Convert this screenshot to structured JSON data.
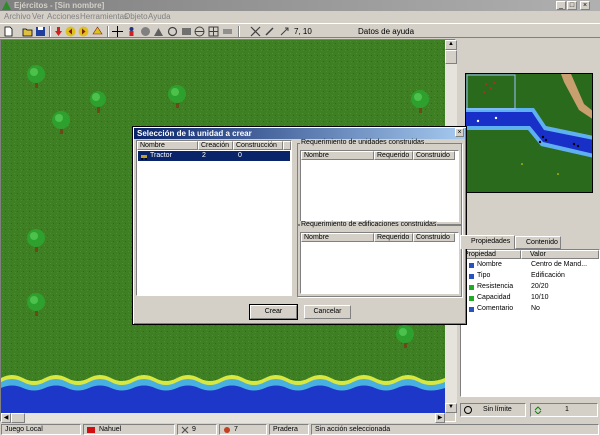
{
  "window": {
    "title": "Ejércitos - [Sin nombre]",
    "controls": {
      "minimize": "_",
      "maximize": "□",
      "close": "×"
    }
  },
  "menu": [
    "Archivo",
    "Ver",
    "Acciones",
    "Herramientas",
    "Objeto",
    "Ayuda"
  ],
  "toolbar": {
    "icons": [
      "new-icon",
      "open-icon",
      "save-icon",
      "move-down-icon",
      "arrow-left-icon",
      "arrow-right-icon",
      "arrow-up-icon",
      "crosshair-icon",
      "person-icon",
      "info-icon",
      "build-icon",
      "zoom-icon",
      "map-icon",
      "cut-icon",
      "pencil-icon",
      "coords-icon"
    ],
    "coords": "7, 10",
    "help": "Datos de ayuda"
  },
  "dialog": {
    "title": "Selección de la unidad a crear",
    "close": "×",
    "units_table": {
      "columns": [
        "Nombre",
        "Creación",
        "Construcción"
      ],
      "rows": [
        {
          "name": "Tractor",
          "creacion": "2",
          "construccion": "0"
        }
      ]
    },
    "req_units": {
      "label": "Requerimiento de unidades construidas",
      "columns": [
        "Nombre",
        "Requerido",
        "Construido"
      ]
    },
    "req_buildings": {
      "label": "Requerimiento de edificaciones construidas",
      "columns": [
        "Nombre",
        "Requerido",
        "Construido"
      ]
    },
    "buttons": {
      "create": "Crear",
      "cancel": "Cancelar"
    }
  },
  "right_panel": {
    "tabs": [
      "Propiedades",
      "Contenido"
    ],
    "properties_header": [
      "Propiedad",
      "Valor"
    ],
    "properties": [
      {
        "key": "Nombre",
        "value": "Centro de Mand...",
        "color": "#2a52be"
      },
      {
        "key": "Tipo",
        "value": "Edificación",
        "color": "#2a52be"
      },
      {
        "key": "Resistencia",
        "value": "20/20",
        "color": "#22aa22"
      },
      {
        "key": "Capacidad",
        "value": "10/10",
        "color": "#22aa22"
      },
      {
        "key": "Comentario",
        "value": "No",
        "color": "#2a52be"
      }
    ],
    "time_limit": "Sin límite",
    "turn": "1"
  },
  "status": {
    "mode": "Juego Local",
    "player": "Nahuel",
    "player_color": "#d01010",
    "res1": "9",
    "res2": "7",
    "terrain": "Pradera",
    "action": "Sin acción seleccionada"
  }
}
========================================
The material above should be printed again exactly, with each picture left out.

Convert this screenshot to structured JSON data.
{
  "window": {
    "title": "Ejércitos - [Sin nombre]",
    "controls": {
      "minimize": "_",
      "maximize": "□",
      "close": "×"
    }
  },
  "menu": [
    "Archivo",
    "Ver",
    "Acciones",
    "Herramientas",
    "Objeto",
    "Ayuda"
  ],
  "toolbar": {
    "icons": [
      "new-icon",
      "open-icon",
      "save-icon",
      "move-down-icon",
      "arrow-left-icon",
      "arrow-right-icon",
      "arrow-up-icon",
      "crosshair-icon",
      "person-icon",
      "info-icon",
      "build-icon",
      "zoom-icon",
      "map-icon",
      "cut-icon",
      "pencil-icon",
      "coords-icon"
    ],
    "coords": "7, 10",
    "help": "Datos de ayuda"
  },
  "dialog": {
    "title": "Selección de la unidad a crear",
    "close": "×",
    "units_table": {
      "columns": [
        "Nombre",
        "Creación",
        "Construcción"
      ],
      "rows": [
        {
          "name": "Tractor",
          "creacion": "2",
          "construccion": "0"
        }
      ]
    },
    "req_units": {
      "label": "Requerimiento de unidades construidas",
      "columns": [
        "Nombre",
        "Requerido",
        "Construido"
      ]
    },
    "req_buildings": {
      "label": "Requerimiento de edificaciones construidas",
      "columns": [
        "Nombre",
        "Requerido",
        "Construido"
      ]
    },
    "buttons": {
      "create": "Crear",
      "cancel": "Cancelar"
    }
  },
  "right_panel": {
    "tabs": [
      "Propiedades",
      "Contenido"
    ],
    "properties_header": [
      "Propiedad",
      "Valor"
    ],
    "properties": [
      {
        "key": "Nombre",
        "value": "Centro de Mand...",
        "color": "#2a52be"
      },
      {
        "key": "Tipo",
        "value": "Edificación",
        "color": "#2a52be"
      },
      {
        "key": "Resistencia",
        "value": "20/20",
        "color": "#22aa22"
      },
      {
        "key": "Capacidad",
        "value": "10/10",
        "color": "#22aa22"
      },
      {
        "key": "Comentario",
        "value": "No",
        "color": "#2a52be"
      }
    ],
    "time_limit": "Sin límite",
    "turn": "1"
  },
  "status": {
    "mode": "Juego Local",
    "player": "Nahuel",
    "player_color": "#d01010",
    "res1": "9",
    "res2": "7",
    "terrain": "Pradera",
    "action": "Sin acción seleccionada"
  }
}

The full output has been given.